“Sometimes the symptom pattern is very clear, but sometimes it's not,” says Mariel Deutsch, MD, assistant professor of neurology at the Mount Sinai School of Medicine in New York City. “And sometimes, even after we do all those tests, there's still a lot of uncertainty.”

That period of uncertainty can be stressful and upsetting for patients—but your doctor can help you reduce the discomfort. Here are five questions to ask to manage your worries.

ISTOCK/KUPICOO

ISTOCK/KUPICOO

1. WHAT TESTS DO YOU PLAN TO ORDER? Your neurologist should be able to communicate why she is ordering a particular test and what she might be looking for, says Dr. Kurzweil. If your neurologist doesn't explain, be sure to ask, says Dr. Weber. And always answer the doctor's questions about family history and prior symptoms, as that may add important information to the puzzle, says Jack Burks, MD, FAAN, a neurologist and chief medical consultant for the Multiple Sclerosis Association of America in Cherry Hill, NJ.

2. WHAT CAN I DO TO REDUCE STRESS WHILE I WAIT? You can dissipate stress by talking to your doctor about your specific worries and fears, says Dr. Weber.
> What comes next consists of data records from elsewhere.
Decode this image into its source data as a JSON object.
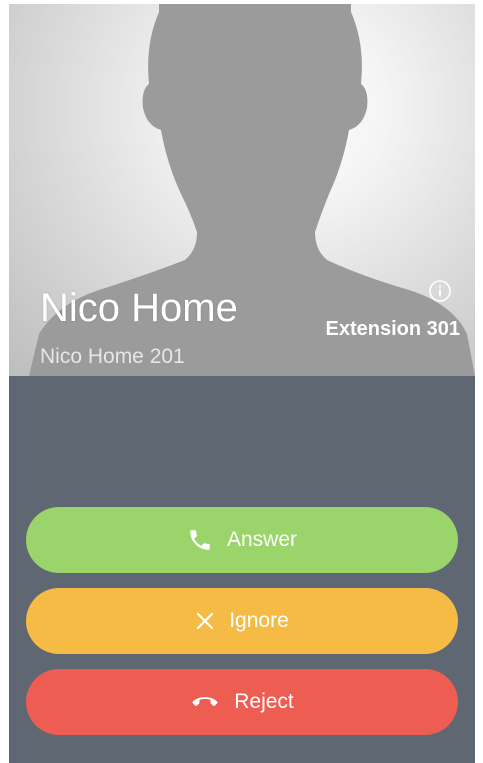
{
  "caller": {
    "name": "Nico Home",
    "subtitle": "Nico Home 201",
    "extension": "Extension 301"
  },
  "actions": {
    "answer_label": "Answer",
    "ignore_label": "Ignore",
    "reject_label": "Reject"
  },
  "icons": {
    "info": "info-icon",
    "answer": "phone-icon",
    "ignore": "close-icon",
    "reject": "hang-up-icon",
    "avatar": "person-silhouette"
  },
  "colors": {
    "panel": "#5f6772",
    "answer": "#9ad46b",
    "ignore": "#f5bb44",
    "reject": "#ee5d52"
  }
}
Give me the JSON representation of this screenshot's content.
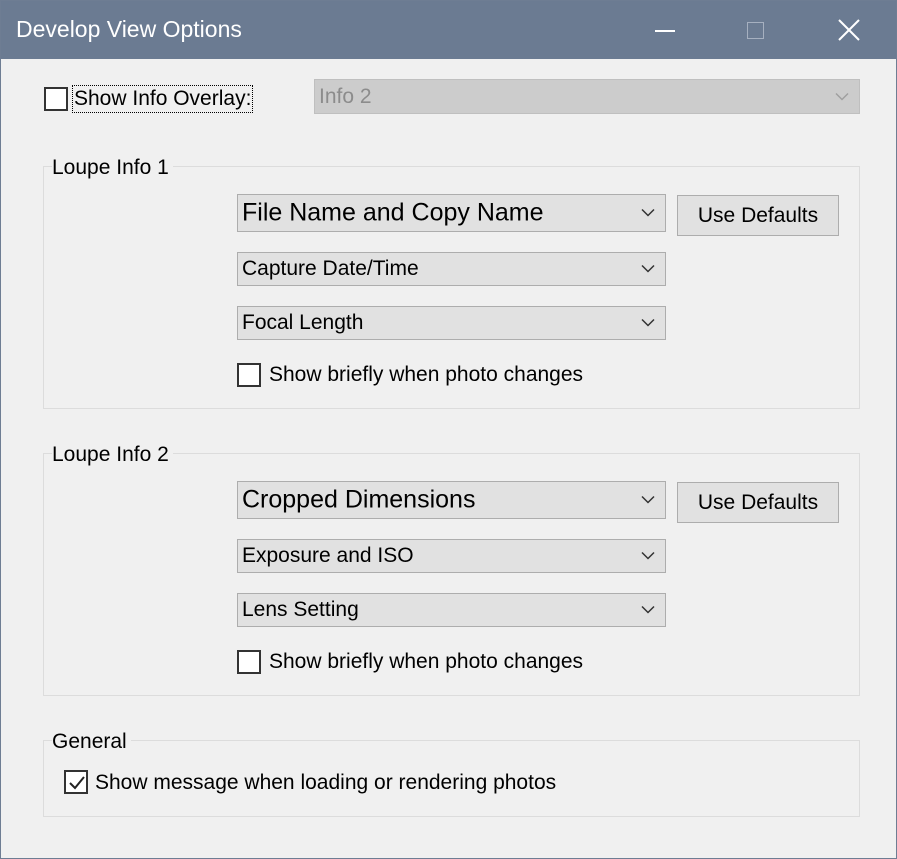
{
  "window": {
    "title": "Develop View Options"
  },
  "overlay": {
    "show_label": "Show Info Overlay:",
    "checked": false,
    "selected": "Info 2",
    "enabled": false
  },
  "loupe1": {
    "title": "Loupe Info 1",
    "field1": "File Name and Copy Name",
    "field2": "Capture Date/Time",
    "field3": "Focal Length",
    "use_defaults_label": "Use Defaults",
    "show_briefly_label": "Show briefly when photo changes",
    "show_briefly_checked": false
  },
  "loupe2": {
    "title": "Loupe Info 2",
    "field1": "Cropped Dimensions",
    "field2": "Exposure and ISO",
    "field3": "Lens Setting",
    "use_defaults_label": "Use Defaults",
    "show_briefly_label": "Show briefly when photo changes",
    "show_briefly_checked": false
  },
  "general": {
    "title": "General",
    "show_message_label": "Show message when loading or rendering photos",
    "show_message_checked": true
  },
  "colors": {
    "titlebar": "#6b7b92",
    "dialog_bg": "#f0f0f0",
    "control_bg": "#e1e1e1"
  }
}
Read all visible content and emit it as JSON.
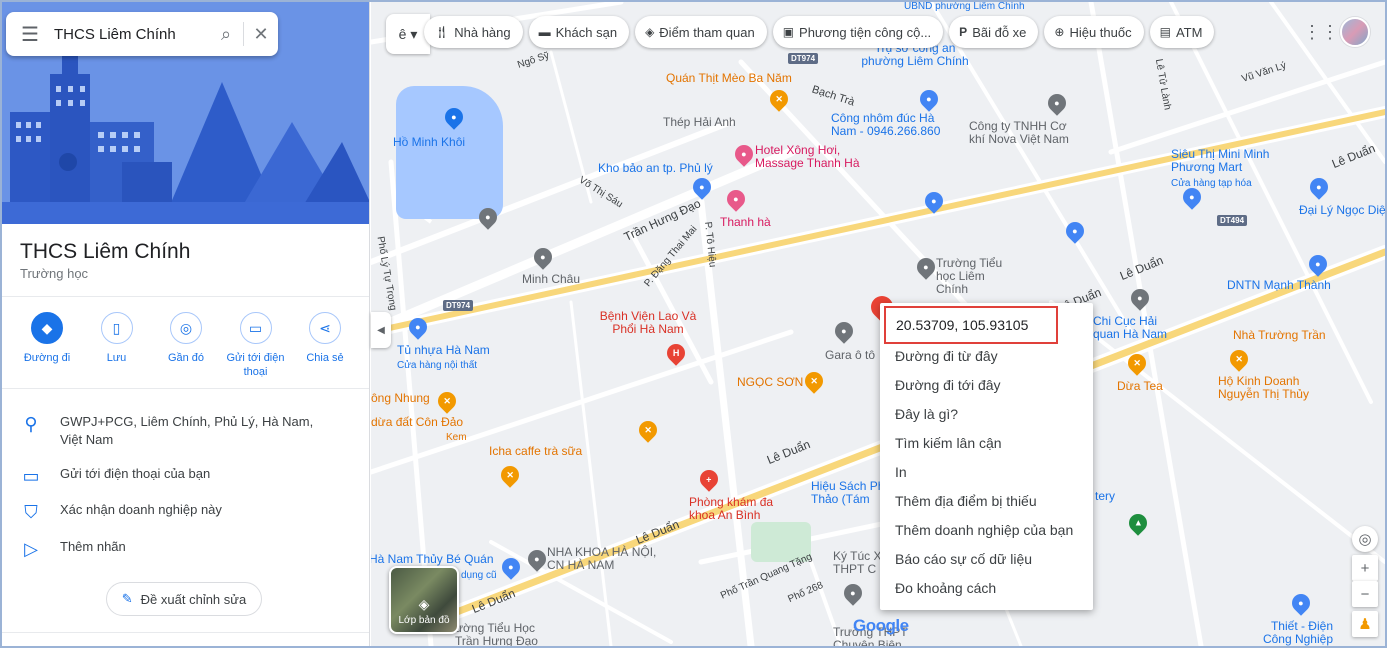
{
  "search": {
    "query": "THCS Liêm Chính"
  },
  "place": {
    "name": "THCS Liêm Chính",
    "category": "Trường học"
  },
  "actions": [
    {
      "label": "Đường đi"
    },
    {
      "label": "Lưu"
    },
    {
      "label": "Gần đó"
    },
    {
      "label": "Gửi tới điện thoại"
    },
    {
      "label": "Chia sẻ"
    }
  ],
  "info": {
    "address": "GWPJ+PCG, Liêm Chính, Phủ Lý, Hà Nam, Việt Nam",
    "send_phone": "Gửi tới điện thoại của bạn",
    "claim": "Xác nhận doanh nghiệp này",
    "label": "Thêm nhãn"
  },
  "suggest_edit": "Đề xuất chỉnh sửa",
  "chips": {
    "restaurants": "Nhà hàng",
    "hotels": "Khách sạn",
    "attractions": "Điểm tham quan",
    "transit": "Phương tiện công cộ...",
    "parking": "Bãi đỗ xe",
    "pharmacy": "Hiệu thuốc",
    "atm": "ATM"
  },
  "context_menu": {
    "coordinates": "20.53709, 105.93105",
    "items": [
      "Đường đi từ đây",
      "Đường đi tới đây",
      "Đây là gì?",
      "Tìm kiếm lân cận",
      "In",
      "Thêm địa điểm bị thiếu",
      "Thêm doanh nghiệp của bạn",
      "Báo cáo sự cố dữ liệu",
      "Đo khoảng cách"
    ]
  },
  "layers_label": "Lớp bản đồ",
  "map_labels": {
    "ubnd": "UBND phường Liêm Chính",
    "tru_so": "Trụ sở công an phường Liêm Chính",
    "quan_thit": "Quán Thịt Mèo Ba Năm",
    "bach_tra": "Bạch Trà",
    "thep": "Thép Hải Anh",
    "cong_nhom": "Công nhôm đúc Hà Nam - 0946.266.860",
    "nova": "Công ty TNHH Cơ khí Nova Việt Nam",
    "ho_minh_khoi": "Hồ Minh Khôi",
    "hotel": "Hotel Xông Hơi, Massage Thanh Hà",
    "kho_bao": "Kho bảo an tp. Phủ lý",
    "sieu_thi": "Siêu Thị Mini Minh Phương Mart",
    "sieu_thi_sub": "Cửa hàng tạp hóa",
    "dai_ly": "Đại Lý Ngọc Diệ",
    "thanh_ha": "Thanh hà",
    "truong_tieu_hoc": "Trường Tiểu học Liêm Chính",
    "minh_chau": "Minh Châu",
    "benh_vien": "Bệnh Viện Lao Và Phổi Hà Nam",
    "tu_nhua": "Tủ nhựa Hà Nam",
    "tu_nhua_sub": "Cửa hàng nội thất",
    "chi_cuc": "Chi Cục Hải quan Hà Nam",
    "dntn": "DNTN Mạnh Thành",
    "nha_truong_tran": "Nhà Trường Trần",
    "gara": "Gara ô tô",
    "ngoc_son": "NGỌC SƠN",
    "dua_tea": "Dừa Tea",
    "ho_kinh": "Hộ Kinh Doanh Nguyễn Thị Thủy",
    "nhung": "ông Nhung",
    "con_dao": "dừa đất Côn Đảo",
    "con_dao_sub": "Kem",
    "icha": "Icha caffe trà sữa",
    "phong_kham": "Phòng khám đa khoa An Bình",
    "hieu_sach": "Hiệu Sách Ph Thảo (Tám",
    "tery": "tery",
    "thuy_be": "Hà Nam Thủy Bé Quán",
    "thuy_be_sub": "dụng cũ",
    "nha_khoa": "NHA KHOA HÀ NỘI, CN HÀ NAM",
    "ky_tuc": "Ký Túc X THPT C",
    "thiet": "Thiết - Điện Công Nghiệp",
    "truong_thpt": "Trường THPT Chuyên Biên Hoà",
    "truong_tieu_hoc_bottom": "ường Tiểu Học Trần Hưng Đạo",
    "google": "Google",
    "le_duan_1": "Lê Duẩn",
    "le_duan_2": "Lê Duẩn",
    "le_duan_3": "Lê Duẩn",
    "le_duan_4": "Lê Duẩn",
    "le_duan_5": "Lê Duẩn",
    "le_duan_6": "Lê Duẩn",
    "tran_hung_dao": "Trần Hưng Đạo",
    "vo_thi_sau": "Võ Thị Sáu",
    "dang_thai_mai": "P. Đặng Thai Mai",
    "to_hieu": "P. Tô Hiệu",
    "ly_tu_trong": "Phố Lý Tự Trọng",
    "tran_quang_tang": "Phố Trần Quang Tặng",
    "pho_268": "Phố 268",
    "vu_van_ly": "Vũ Văn Lý",
    "le_tu_lanh": "Lê Tử Lành",
    "ngo_sy": "Ngô Sỹ",
    "dt974_a": "DT974",
    "dt974_b": "DT974",
    "dt494": "DT494"
  }
}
If you already have a diagnosis, find a support group where you can discuss your concerns and fears openly. But don't act on any medical advice you may hear until you check with your doctor. Try to distract yourself with fun activities; sitting in the house worrying about symptoms will not help ease the stress.

3. HOW QUICKLY CAN I LEARN MY TEST RESULTS? Some neurology practices give patients access to their records through an online portal, says Dr. Kurzweil. You can discuss that option with your doctor if you don't want to wait for a call. A better idea may be to check the file to see if tests are in, then call the doctor to see when he is available to discuss the results.

4. WHEN SHOULD I FOLLOW UP? Your doctor will likely ask you to follow up in a few months or a year, or perhaps every year, to see if symptoms resolve or progress, says Dr. Kurzweil. Don't skip those appointments, even if they make you anxious. They allow the doctor to intervene if testing or treatment is needed. And if you notice any changes or new symptoms between appointments, call your doctor, says Barry Jordan, MD, MPH, assistant medical director at Burke Rehabilitation Hospital in White Plains, NY.

5. SHOULD I KEEP CONSIDERING MORE TESTS WITH THE HOPE OF DIAGNOSIS? There are pitfalls to ordering tests that are not indicated, says Dr. Weber. For starters, many tests are expensive, and insurance generally doesn't cover unnecessary tests or tests that are unlikely to yield a diagnosis, such as a repeat MRI without a change in symptoms or exam findings. Ask your neurologist for advice, and always follow up immediately if your symptoms change or worsen.

© 2017 American Academy of Neurology